* **What the exercise asks**
From the data, return each line holding the word "background".

Data extracted from a collection
——————

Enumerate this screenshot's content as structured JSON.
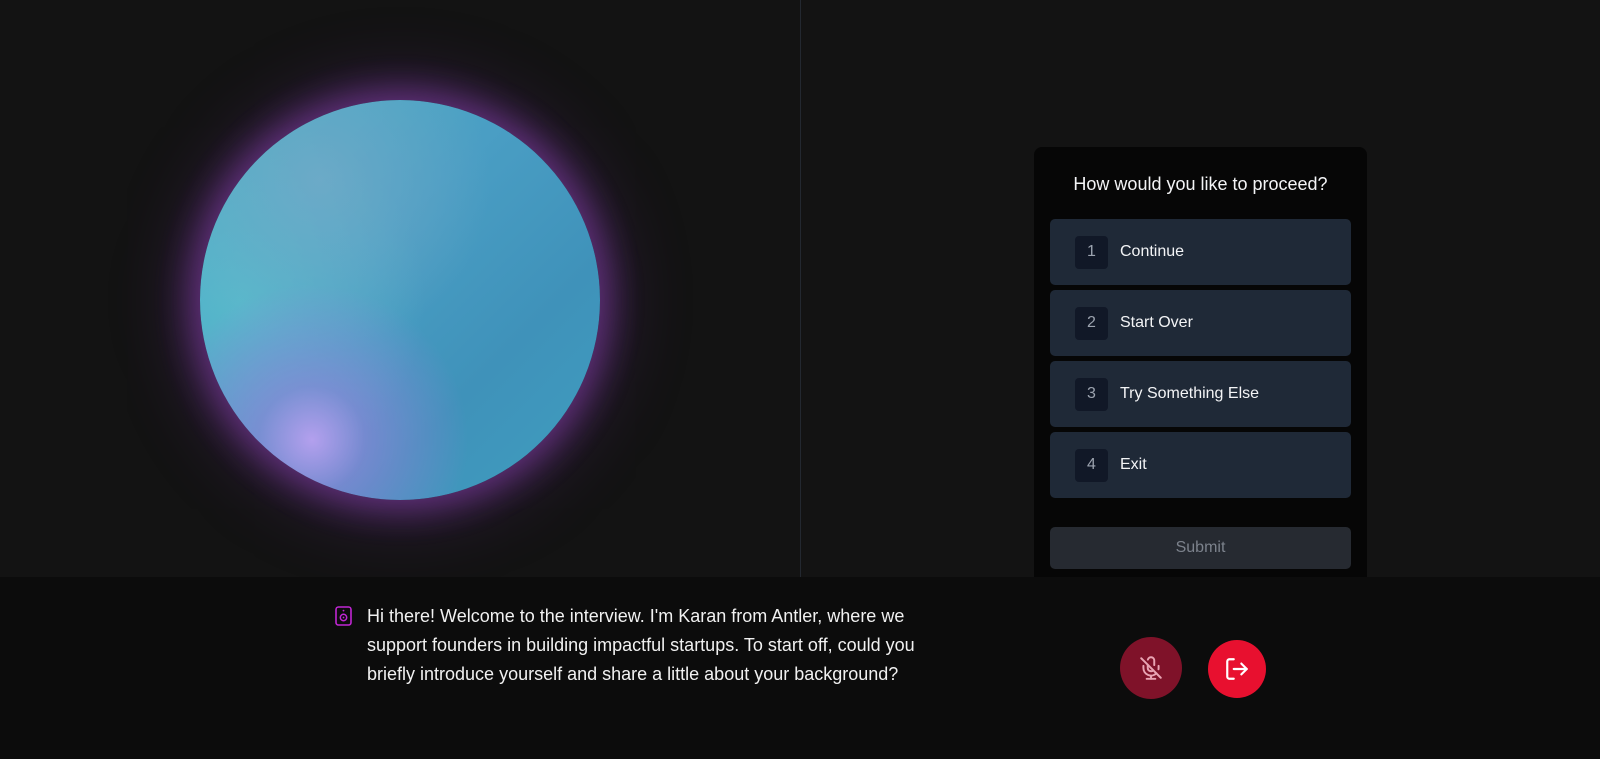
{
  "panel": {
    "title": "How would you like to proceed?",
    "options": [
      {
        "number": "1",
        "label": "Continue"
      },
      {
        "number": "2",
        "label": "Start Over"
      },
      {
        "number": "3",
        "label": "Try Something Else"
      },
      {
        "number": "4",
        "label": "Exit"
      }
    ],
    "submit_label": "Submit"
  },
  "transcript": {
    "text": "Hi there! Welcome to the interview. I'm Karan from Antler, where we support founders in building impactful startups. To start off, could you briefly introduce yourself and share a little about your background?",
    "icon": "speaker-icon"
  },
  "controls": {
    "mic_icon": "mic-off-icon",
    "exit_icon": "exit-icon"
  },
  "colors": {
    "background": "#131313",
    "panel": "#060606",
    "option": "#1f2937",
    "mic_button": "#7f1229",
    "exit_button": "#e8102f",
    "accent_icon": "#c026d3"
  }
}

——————

* **Response to this exercise**
    "text": "Hi there! Welcome to the interview. I'm Karan from Antler, where we support founders in building impactful startups. To start off, could you briefly introduce yourself and share a little about your background?",
    "background": "#131313",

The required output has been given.